The Liberals had won or were leading in 156 out of 338 seats as of midnight EDT (0400 GMT on Tuesday), according to Elections Canada. That put the Liberals far short of the 170 seats needed for a second straight majority government.
Trudeau, who took power in 2015 as a charismatic figure promising “sunny ways,” saw his popularity drop over old photos of him in blackface and his handling of a corporate corruption case. He will now have to rely on the New Democratic Party (NDP) to push through key legislation.
Although the NDP had a disappointing night, as the number of seats it was projected to win was down sharply from the 2015 election, the party could exercise significant influence over Trudeau’s next government.
“I think a Liberal government supported by the (NDP) is likely going to lean farther left,” said John Manley, a former Liberal finance minister who now works in the private sector.
“It raises a series of issues about what are the demands that an NDP party would make. What’s the price of governing going to be? And I think businesses are going to be reluctant to make any moves until they get some satisfaction around that.”
Minority governments in Canada rarely last more than 2-1/2 years.
Trudeau, 47, who has championed diversity as prime minister, was endorsed by former US President Barack Obama in the final stretch of the campaign and is viewed as one of the last remaining progressive leaders among the world’s major democracies.

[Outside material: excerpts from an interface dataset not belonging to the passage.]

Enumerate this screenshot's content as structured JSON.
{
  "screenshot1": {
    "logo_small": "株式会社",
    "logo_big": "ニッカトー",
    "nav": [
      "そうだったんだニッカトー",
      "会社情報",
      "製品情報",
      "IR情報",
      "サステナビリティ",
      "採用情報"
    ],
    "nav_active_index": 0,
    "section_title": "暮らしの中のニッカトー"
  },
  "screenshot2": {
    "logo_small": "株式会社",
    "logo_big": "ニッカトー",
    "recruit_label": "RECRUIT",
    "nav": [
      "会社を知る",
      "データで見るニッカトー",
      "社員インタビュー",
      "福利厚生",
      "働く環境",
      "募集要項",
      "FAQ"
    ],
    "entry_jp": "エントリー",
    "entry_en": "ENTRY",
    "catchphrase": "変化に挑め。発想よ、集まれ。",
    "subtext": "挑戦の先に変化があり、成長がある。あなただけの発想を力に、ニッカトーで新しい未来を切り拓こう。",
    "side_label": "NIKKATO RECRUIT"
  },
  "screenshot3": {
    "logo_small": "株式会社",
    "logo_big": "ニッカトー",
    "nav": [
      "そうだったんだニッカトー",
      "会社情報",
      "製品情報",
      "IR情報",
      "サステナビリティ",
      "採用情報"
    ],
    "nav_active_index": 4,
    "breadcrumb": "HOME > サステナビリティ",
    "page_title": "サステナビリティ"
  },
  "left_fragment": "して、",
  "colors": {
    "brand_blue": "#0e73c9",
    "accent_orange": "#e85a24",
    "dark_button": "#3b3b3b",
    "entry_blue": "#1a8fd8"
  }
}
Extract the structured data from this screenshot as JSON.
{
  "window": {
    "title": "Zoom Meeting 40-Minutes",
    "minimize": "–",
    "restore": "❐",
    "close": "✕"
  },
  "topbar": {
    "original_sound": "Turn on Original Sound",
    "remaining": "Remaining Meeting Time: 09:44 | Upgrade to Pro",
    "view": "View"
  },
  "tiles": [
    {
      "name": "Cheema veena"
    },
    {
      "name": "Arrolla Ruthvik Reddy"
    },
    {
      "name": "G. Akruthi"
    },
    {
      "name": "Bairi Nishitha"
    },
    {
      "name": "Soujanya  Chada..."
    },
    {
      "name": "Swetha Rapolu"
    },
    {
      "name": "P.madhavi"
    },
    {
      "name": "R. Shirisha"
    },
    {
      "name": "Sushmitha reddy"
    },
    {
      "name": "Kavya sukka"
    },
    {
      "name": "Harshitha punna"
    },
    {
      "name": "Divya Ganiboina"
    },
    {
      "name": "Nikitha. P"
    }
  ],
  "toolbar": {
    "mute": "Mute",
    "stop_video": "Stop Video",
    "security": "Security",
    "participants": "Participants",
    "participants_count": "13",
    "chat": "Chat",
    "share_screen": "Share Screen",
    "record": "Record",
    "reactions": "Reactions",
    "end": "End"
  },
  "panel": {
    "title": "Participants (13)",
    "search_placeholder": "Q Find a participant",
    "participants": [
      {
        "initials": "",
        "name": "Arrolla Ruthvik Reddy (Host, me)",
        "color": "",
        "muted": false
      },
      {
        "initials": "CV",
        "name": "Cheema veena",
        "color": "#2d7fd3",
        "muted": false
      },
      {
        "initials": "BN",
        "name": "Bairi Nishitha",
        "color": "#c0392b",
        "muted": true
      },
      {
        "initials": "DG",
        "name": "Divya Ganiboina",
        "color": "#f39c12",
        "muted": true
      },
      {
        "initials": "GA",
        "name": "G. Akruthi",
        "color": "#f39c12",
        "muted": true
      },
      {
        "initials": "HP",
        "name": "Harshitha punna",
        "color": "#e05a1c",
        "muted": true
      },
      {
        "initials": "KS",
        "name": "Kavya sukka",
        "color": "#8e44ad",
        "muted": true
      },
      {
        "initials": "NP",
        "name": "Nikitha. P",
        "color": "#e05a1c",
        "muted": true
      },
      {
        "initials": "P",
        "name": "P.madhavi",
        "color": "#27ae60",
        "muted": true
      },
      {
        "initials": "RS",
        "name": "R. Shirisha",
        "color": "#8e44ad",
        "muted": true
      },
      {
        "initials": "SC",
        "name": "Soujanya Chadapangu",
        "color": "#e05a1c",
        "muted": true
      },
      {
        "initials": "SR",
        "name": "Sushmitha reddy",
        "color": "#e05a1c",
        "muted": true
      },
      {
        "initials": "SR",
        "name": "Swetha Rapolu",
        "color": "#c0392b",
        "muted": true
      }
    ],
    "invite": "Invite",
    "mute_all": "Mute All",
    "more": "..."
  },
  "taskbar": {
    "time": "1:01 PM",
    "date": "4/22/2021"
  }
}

But the son of the late Liberal Prime Minister Pierre Trudeau also had to overcome a sense of fatigue with his government.